- **Exercise brief**:
Show the lines below where "Create" occurs.

Interface dataset entries:

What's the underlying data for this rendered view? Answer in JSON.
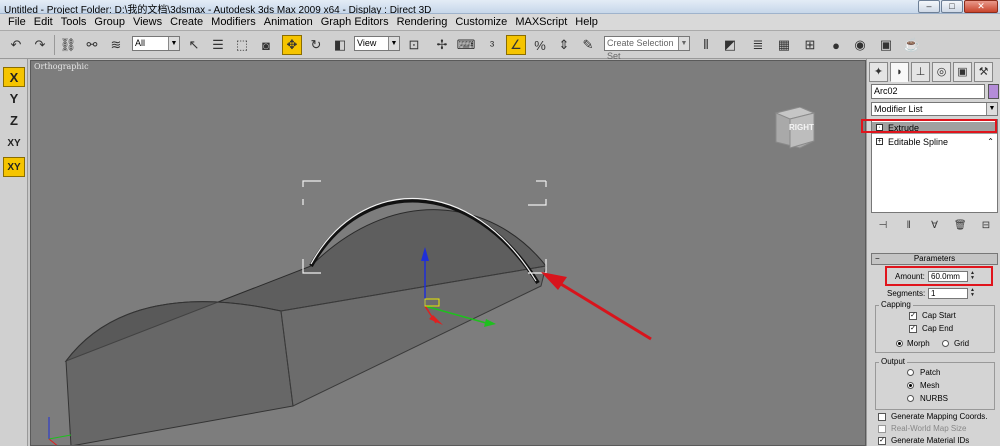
{
  "window": {
    "title": "Untitled     - Project Folder: D:\\我的文档\\3dsmax     - Autodesk 3ds Max  2009 x64      - Display : Direct 3D",
    "minimize": "–",
    "maximize": "□",
    "close": "✕"
  },
  "menu": [
    "File",
    "Edit",
    "Tools",
    "Group",
    "Views",
    "Create",
    "Modifiers",
    "Animation",
    "Graph Editors",
    "Rendering",
    "Customize",
    "MAXScript",
    "Help"
  ],
  "toolbar": {
    "filter_value": "All",
    "refcoord_value": "View",
    "selection_set_placeholder": "Create Selection Set"
  },
  "axes": [
    "X",
    "Y",
    "Z",
    "XY",
    "XY"
  ],
  "viewport": {
    "label": "Orthographic",
    "viewcube_label": "RIGHT"
  },
  "command_panel": {
    "object_name": "Arc02",
    "object_color": "#b48cd8",
    "modifier_list": "Modifier List",
    "stack": [
      {
        "label": "Extrude",
        "selected": true
      },
      {
        "label": "Editable Spline",
        "selected": false
      }
    ],
    "parameters": {
      "title": "Parameters",
      "amount_label": "Amount:",
      "amount_value": "60.0mm",
      "segments_label": "Segments:",
      "segments_value": "1",
      "capping_label": "Capping",
      "cap_start": "Cap Start",
      "cap_end": "Cap End",
      "morph": "Morph",
      "grid": "Grid",
      "output_label": "Output",
      "patch": "Patch",
      "mesh": "Mesh",
      "nurbs": "NURBS",
      "gen_mapping": "Generate Mapping Coords.",
      "real_world": "Real-World Map Size",
      "gen_material": "Generate Material IDs"
    }
  },
  "highlight_color": "#e0141c"
}
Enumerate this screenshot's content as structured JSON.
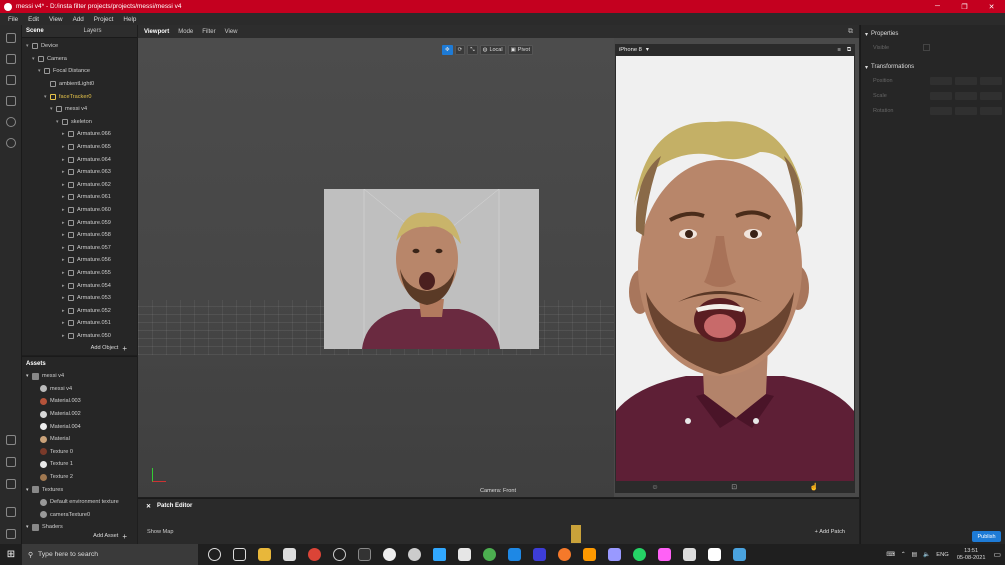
{
  "titlebar": {
    "title": "messi v4* - D:/insta filter projects/projects/messi/messi v4"
  },
  "menu": [
    "File",
    "Edit",
    "View",
    "Add",
    "Project",
    "Help"
  ],
  "scene": {
    "tabs": [
      "Scene",
      "Layers"
    ],
    "tree": [
      {
        "label": "Device",
        "depth": 0,
        "arrow": "▾"
      },
      {
        "label": "Camera",
        "depth": 1,
        "arrow": "▾"
      },
      {
        "label": "Focal Distance",
        "depth": 2,
        "arrow": "▾"
      },
      {
        "label": "ambientLight0",
        "depth": 3,
        "arrow": ""
      },
      {
        "label": "faceTracker0",
        "depth": 3,
        "arrow": "▾",
        "selected": true
      },
      {
        "label": "messi v4",
        "depth": 4,
        "arrow": "▾"
      },
      {
        "label": "skeleton",
        "depth": 5,
        "arrow": "▾"
      },
      {
        "label": "Armature.066",
        "depth": 6,
        "arrow": "▸"
      },
      {
        "label": "Armature.065",
        "depth": 6,
        "arrow": "▸"
      },
      {
        "label": "Armature.064",
        "depth": 6,
        "arrow": "▸"
      },
      {
        "label": "Armature.063",
        "depth": 6,
        "arrow": "▸"
      },
      {
        "label": "Armature.062",
        "depth": 6,
        "arrow": "▸"
      },
      {
        "label": "Armature.061",
        "depth": 6,
        "arrow": "▸"
      },
      {
        "label": "Armature.060",
        "depth": 6,
        "arrow": "▸"
      },
      {
        "label": "Armature.059",
        "depth": 6,
        "arrow": "▸"
      },
      {
        "label": "Armature.058",
        "depth": 6,
        "arrow": "▸"
      },
      {
        "label": "Armature.057",
        "depth": 6,
        "arrow": "▸"
      },
      {
        "label": "Armature.056",
        "depth": 6,
        "arrow": "▸"
      },
      {
        "label": "Armature.055",
        "depth": 6,
        "arrow": "▸"
      },
      {
        "label": "Armature.054",
        "depth": 6,
        "arrow": "▸"
      },
      {
        "label": "Armature.053",
        "depth": 6,
        "arrow": "▸"
      },
      {
        "label": "Armature.052",
        "depth": 6,
        "arrow": "▸"
      },
      {
        "label": "Armature.051",
        "depth": 6,
        "arrow": "▸"
      },
      {
        "label": "Armature.050",
        "depth": 6,
        "arrow": "▸"
      }
    ],
    "add_object": "Add Object"
  },
  "assets": {
    "title": "Assets",
    "items": [
      {
        "label": "messi v4",
        "depth": 0,
        "arrow": "▾",
        "color": "#888888"
      },
      {
        "label": "messi v4",
        "depth": 1,
        "arrow": "",
        "color": "#bbbbbb"
      },
      {
        "label": "Material.003",
        "depth": 1,
        "arrow": "",
        "color": "#b5533a"
      },
      {
        "label": "Material.002",
        "depth": 1,
        "arrow": "",
        "color": "#d8d8d8"
      },
      {
        "label": "Material.004",
        "depth": 1,
        "arrow": "",
        "color": "#eeeeee"
      },
      {
        "label": "Material",
        "depth": 1,
        "arrow": "",
        "color": "#c9a27a"
      },
      {
        "label": "Texture 0",
        "depth": 1,
        "arrow": "",
        "color": "#7a3a2a"
      },
      {
        "label": "Texture 1",
        "depth": 1,
        "arrow": "",
        "color": "#e8e8e8"
      },
      {
        "label": "Texture 2",
        "depth": 1,
        "arrow": "",
        "color": "#a07850"
      },
      {
        "label": "Textures",
        "depth": 0,
        "arrow": "▾",
        "color": "#888888"
      },
      {
        "label": "Default environment texture",
        "depth": 1,
        "arrow": "",
        "color": "#999999"
      },
      {
        "label": "cameraTexture0",
        "depth": 1,
        "arrow": "",
        "color": "#999999"
      },
      {
        "label": "Shaders",
        "depth": 0,
        "arrow": "▾",
        "color": "#888888"
      }
    ],
    "add_asset": "Add Asset"
  },
  "viewport": {
    "tabs": [
      "Viewport",
      "Mode",
      "Filter",
      "View"
    ],
    "toolbar": {
      "local": "Local",
      "pivot": "Pivot"
    },
    "camera_label": "Camera: Front"
  },
  "preview": {
    "device": "iPhone 8"
  },
  "properties": {
    "title": "Properties",
    "visible": "Visible",
    "transformations": "Transformations",
    "position": "Position",
    "scale": "Scale",
    "rotation": "Rotation",
    "publish": "Publish"
  },
  "patch_editor": {
    "title": "Patch Editor",
    "show_map": "Show Map",
    "add_patch": "Add Patch"
  },
  "taskbar": {
    "search_placeholder": "Type here to search",
    "language": "ENG",
    "time": "13:51",
    "date": "05-08-2021"
  },
  "colors": {
    "titlebar": "#c4001f",
    "accent": "#1e7bd6",
    "selection": "#e6c34a"
  }
}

- **Answer to this task**:
    "Create",
    "selection_set_placeholder": "Create Selection Set"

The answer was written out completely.